BEGIN Data listing
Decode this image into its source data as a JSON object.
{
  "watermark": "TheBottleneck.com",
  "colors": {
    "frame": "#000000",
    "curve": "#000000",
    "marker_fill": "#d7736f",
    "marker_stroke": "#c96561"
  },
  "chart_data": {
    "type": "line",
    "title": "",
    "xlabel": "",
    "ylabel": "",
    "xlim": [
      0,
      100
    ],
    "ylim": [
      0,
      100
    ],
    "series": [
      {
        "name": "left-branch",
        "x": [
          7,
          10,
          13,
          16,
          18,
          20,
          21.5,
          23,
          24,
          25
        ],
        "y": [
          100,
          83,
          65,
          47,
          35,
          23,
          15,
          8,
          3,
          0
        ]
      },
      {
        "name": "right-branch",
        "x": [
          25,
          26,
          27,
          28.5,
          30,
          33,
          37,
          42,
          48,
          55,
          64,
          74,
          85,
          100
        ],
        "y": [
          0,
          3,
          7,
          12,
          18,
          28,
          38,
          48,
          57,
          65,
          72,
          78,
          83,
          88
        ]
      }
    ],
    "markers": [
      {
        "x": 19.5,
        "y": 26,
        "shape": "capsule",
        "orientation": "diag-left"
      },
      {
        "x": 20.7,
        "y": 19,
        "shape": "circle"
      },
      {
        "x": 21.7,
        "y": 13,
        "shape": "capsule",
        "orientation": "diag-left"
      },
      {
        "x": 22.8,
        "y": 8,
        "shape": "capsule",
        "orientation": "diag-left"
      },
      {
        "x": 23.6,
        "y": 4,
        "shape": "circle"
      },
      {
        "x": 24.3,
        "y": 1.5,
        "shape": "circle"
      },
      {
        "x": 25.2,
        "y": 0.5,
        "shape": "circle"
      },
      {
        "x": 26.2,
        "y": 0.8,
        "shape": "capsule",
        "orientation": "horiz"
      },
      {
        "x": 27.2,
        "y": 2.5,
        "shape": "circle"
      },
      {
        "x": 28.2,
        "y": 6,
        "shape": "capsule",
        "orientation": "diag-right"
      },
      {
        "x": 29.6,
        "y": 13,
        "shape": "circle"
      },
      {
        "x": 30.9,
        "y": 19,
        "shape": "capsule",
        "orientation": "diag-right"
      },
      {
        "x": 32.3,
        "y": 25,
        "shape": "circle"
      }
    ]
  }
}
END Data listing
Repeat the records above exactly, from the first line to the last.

Decode this image into its source data as a JSON object.
{
  "watermark": "TheBottleneck.com",
  "colors": {
    "frame": "#000000",
    "curve": "#000000",
    "marker_fill": "#d7736f",
    "marker_stroke": "#c96561"
  },
  "chart_data": {
    "type": "line",
    "title": "",
    "xlabel": "",
    "ylabel": "",
    "xlim": [
      0,
      100
    ],
    "ylim": [
      0,
      100
    ],
    "series": [
      {
        "name": "left-branch",
        "x": [
          7,
          10,
          13,
          16,
          18,
          20,
          21.5,
          23,
          24,
          25
        ],
        "y": [
          100,
          83,
          65,
          47,
          35,
          23,
          15,
          8,
          3,
          0
        ]
      },
      {
        "name": "right-branch",
        "x": [
          25,
          26,
          27,
          28.5,
          30,
          33,
          37,
          42,
          48,
          55,
          64,
          74,
          85,
          100
        ],
        "y": [
          0,
          3,
          7,
          12,
          18,
          28,
          38,
          48,
          57,
          65,
          72,
          78,
          83,
          88
        ]
      }
    ],
    "markers": [
      {
        "x": 19.5,
        "y": 26,
        "shape": "capsule",
        "orientation": "diag-left"
      },
      {
        "x": 20.7,
        "y": 19,
        "shape": "circle"
      },
      {
        "x": 21.7,
        "y": 13,
        "shape": "capsule",
        "orientation": "diag-left"
      },
      {
        "x": 22.8,
        "y": 8,
        "shape": "capsule",
        "orientation": "diag-left"
      },
      {
        "x": 23.6,
        "y": 4,
        "shape": "circle"
      },
      {
        "x": 24.3,
        "y": 1.5,
        "shape": "circle"
      },
      {
        "x": 25.2,
        "y": 0.5,
        "shape": "circle"
      },
      {
        "x": 26.2,
        "y": 0.8,
        "shape": "capsule",
        "orientation": "horiz"
      },
      {
        "x": 27.2,
        "y": 2.5,
        "shape": "circle"
      },
      {
        "x": 28.2,
        "y": 6,
        "shape": "capsule",
        "orientation": "diag-right"
      },
      {
        "x": 29.6,
        "y": 13,
        "shape": "circle"
      },
      {
        "x": 30.9,
        "y": 19,
        "shape": "capsule",
        "orientation": "diag-right"
      },
      {
        "x": 32.3,
        "y": 25,
        "shape": "circle"
      }
    ]
  }
}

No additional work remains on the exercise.